The New Development Bank (NDB) of the BRICS countries has announced plans to open its regional office in India at the Gujarat International Finance Tec-City (GIFT City) to cater to the infrastructure and sustainable development needs of the country.
Working in close coordination with the NDB Headquarters, the Indian Regional Office will focus on project origination including initial project preparation and technical assistance, pipeline development, project implementation, and monitoring as well as regional portfolio management, the Bank said in a press release.
The New Development Bank formally opened in July 2015.
The Indian Regional Office will be instrumental in enhancing NDB's engagement with borrowers and stakeholders. IRO expands our on-the-ground presence, contributing to preparing and implementing projects, Marcos Troyjo, NDB President said.
Since its inception, NDB has built a robust and diversified portfolio of infrastructure and sustainable development projects. Our regional offices proved instrumental in ensuring successful portfolio growth.
In this context, the Indian Regional Office is part of NDB's effort to increase the quality and complexity of its operations, creating a network of business and development opportunities, the press release said.
The launch of the Bank's IRO aims to cater to infrastructure and sustainable development needs in India and Bangladesh, contributing to economic growth and sustainable development in South Asia, in line with the NDB's mandate.
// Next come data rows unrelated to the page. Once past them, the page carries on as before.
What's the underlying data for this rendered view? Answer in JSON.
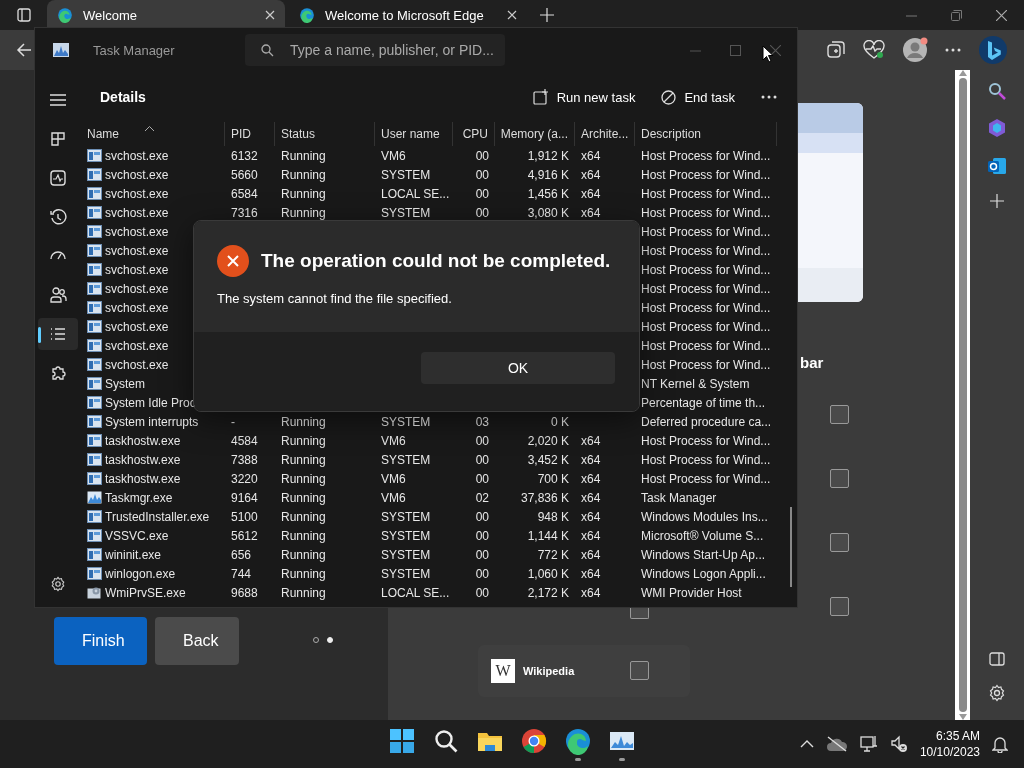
{
  "browser": {
    "tabs": [
      {
        "title": "Welcome",
        "selected": true
      },
      {
        "title": "Welcome to Microsoft Edge",
        "selected": false
      }
    ],
    "page": {
      "heading_fragment": "bar",
      "buttons": [
        {
          "label": "Finish",
          "kind": "primary"
        },
        {
          "label": "Back",
          "kind": "secondary"
        }
      ],
      "pager": [
        {
          "selected": false
        },
        {
          "selected": true
        }
      ],
      "checkboxes": [
        {
          "checked": false
        },
        {
          "checked": false
        },
        {
          "checked": false
        },
        {
          "checked": false
        },
        {
          "checked": false
        },
        {
          "checked": false
        }
      ],
      "tile": {
        "logo_text": "W",
        "label": "Wikipedia"
      }
    }
  },
  "task_manager": {
    "title": "Task Manager",
    "search": {
      "placeholder": "Type a name, publisher, or PID..."
    },
    "nav": [
      {
        "selected": false
      },
      {
        "selected": false
      },
      {
        "selected": false
      },
      {
        "selected": false
      },
      {
        "selected": false
      },
      {
        "selected": true
      },
      {
        "selected": false
      }
    ],
    "page_title": "Details",
    "actions": [
      "Run new task",
      "End task"
    ],
    "columns": [
      "Name",
      "PID",
      "Status",
      "User name",
      "CPU",
      "Memory (a...",
      "Archite...",
      "Description"
    ],
    "rows": [
      {
        "kind": "window",
        "name": "svchost.exe",
        "pid": "6132",
        "status": "Running",
        "user": "VM6",
        "cpu": "00",
        "memory": "1,912 K",
        "arch": "x64",
        "description": "Host Process for Wind..."
      },
      {
        "kind": "window",
        "name": "svchost.exe",
        "pid": "5660",
        "status": "Running",
        "user": "SYSTEM",
        "cpu": "00",
        "memory": "4,916 K",
        "arch": "x64",
        "description": "Host Process for Wind..."
      },
      {
        "kind": "window",
        "name": "svchost.exe",
        "pid": "6584",
        "status": "Running",
        "user": "LOCAL SE...",
        "cpu": "00",
        "memory": "1,456 K",
        "arch": "x64",
        "description": "Host Process for Wind..."
      },
      {
        "kind": "window",
        "name": "svchost.exe",
        "pid": "7316",
        "status": "Running",
        "user": "SYSTEM",
        "cpu": "00",
        "memory": "3,080 K",
        "arch": "x64",
        "description": "Host Process for Wind..."
      },
      {
        "kind": "window",
        "name": "svchost.exe",
        "description": "Host Process for Wind..."
      },
      {
        "kind": "window",
        "name": "svchost.exe",
        "description": "Host Process for Wind..."
      },
      {
        "kind": "window",
        "name": "svchost.exe",
        "description": "Host Process for Wind..."
      },
      {
        "kind": "window",
        "name": "svchost.exe",
        "description": "Host Process for Wind..."
      },
      {
        "kind": "window",
        "name": "svchost.exe",
        "description": "Host Process for Wind..."
      },
      {
        "kind": "window",
        "name": "svchost.exe",
        "description": "Host Process for Wind..."
      },
      {
        "kind": "window",
        "name": "svchost.exe",
        "description": "Host Process for Wind..."
      },
      {
        "kind": "window",
        "name": "svchost.exe",
        "description": "Host Process for Wind..."
      },
      {
        "kind": "window",
        "name": "System",
        "description": "NT Kernel & System"
      },
      {
        "kind": "window",
        "name": "System Idle Proc",
        "description": "Percentage of time th..."
      },
      {
        "kind": "window",
        "name": "System interrupts",
        "pid": "-",
        "status": "Running",
        "user": "SYSTEM",
        "cpu": "03",
        "memory": "0 K",
        "description": "Deferred procedure ca..."
      },
      {
        "kind": "window",
        "name": "taskhostw.exe",
        "pid": "4584",
        "status": "Running",
        "user": "VM6",
        "cpu": "00",
        "memory": "2,020 K",
        "arch": "x64",
        "description": "Host Process for Wind..."
      },
      {
        "kind": "window",
        "name": "taskhostw.exe",
        "pid": "7388",
        "status": "Running",
        "user": "SYSTEM",
        "cpu": "00",
        "memory": "3,452 K",
        "arch": "x64",
        "description": "Host Process for Wind..."
      },
      {
        "kind": "window",
        "name": "taskhostw.exe",
        "pid": "3220",
        "status": "Running",
        "user": "VM6",
        "cpu": "00",
        "memory": "700 K",
        "arch": "x64",
        "description": "Host Process for Wind..."
      },
      {
        "kind": "chart",
        "name": "Taskmgr.exe",
        "pid": "9164",
        "status": "Running",
        "user": "VM6",
        "cpu": "02",
        "memory": "37,836 K",
        "arch": "x64",
        "description": "Task Manager"
      },
      {
        "kind": "window",
        "name": "TrustedInstaller.exe",
        "pid": "5100",
        "status": "Running",
        "user": "SYSTEM",
        "cpu": "00",
        "memory": "948 K",
        "arch": "x64",
        "description": "Windows Modules Ins..."
      },
      {
        "kind": "window",
        "name": "VSSVC.exe",
        "pid": "5612",
        "status": "Running",
        "user": "SYSTEM",
        "cpu": "00",
        "memory": "1,144 K",
        "arch": "x64",
        "description": "Microsoft® Volume S..."
      },
      {
        "kind": "window",
        "name": "wininit.exe",
        "pid": "656",
        "status": "Running",
        "user": "SYSTEM",
        "cpu": "00",
        "memory": "772 K",
        "arch": "x64",
        "description": "Windows Start-Up Ap..."
      },
      {
        "kind": "window",
        "name": "winlogon.exe",
        "pid": "744",
        "status": "Running",
        "user": "SYSTEM",
        "cpu": "00",
        "memory": "1,060 K",
        "arch": "x64",
        "description": "Windows Logon Appli..."
      },
      {
        "kind": "gear",
        "name": "WmiPrvSE.exe",
        "pid": "9688",
        "status": "Running",
        "user": "LOCAL SE...",
        "cpu": "00",
        "memory": "2,172 K",
        "arch": "x64",
        "description": "WMI Provider Host"
      }
    ]
  },
  "dialog": {
    "title": "The operation could not be completed.",
    "message": "The system cannot find the file specified.",
    "button": "OK"
  },
  "taskbar": {
    "apps": [
      {
        "running": false
      },
      {
        "running": false
      },
      {
        "running": false
      },
      {
        "running": false
      },
      {
        "running": true
      },
      {
        "running": true
      }
    ],
    "time": "6:35 AM",
    "date": "10/10/2023"
  }
}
"With the announcement to launch the New Development Bank's India regional office in GIFT City, I believe this is a significant breakthrough in terms of GIFT City's global recognition," he said in a statement mailed to PTI.
"It is indeed a matter of pride for GIFT City. NDB will bring a unique multilateral and international dimension to GIFT City's overall functionality. This move will also foster a synergy between NDB's core essence and GIFT City's growing network in global financial markets," he added.
(This story has not been edited by Devdiscourse staff and is auto-generated from a syndicated feed.)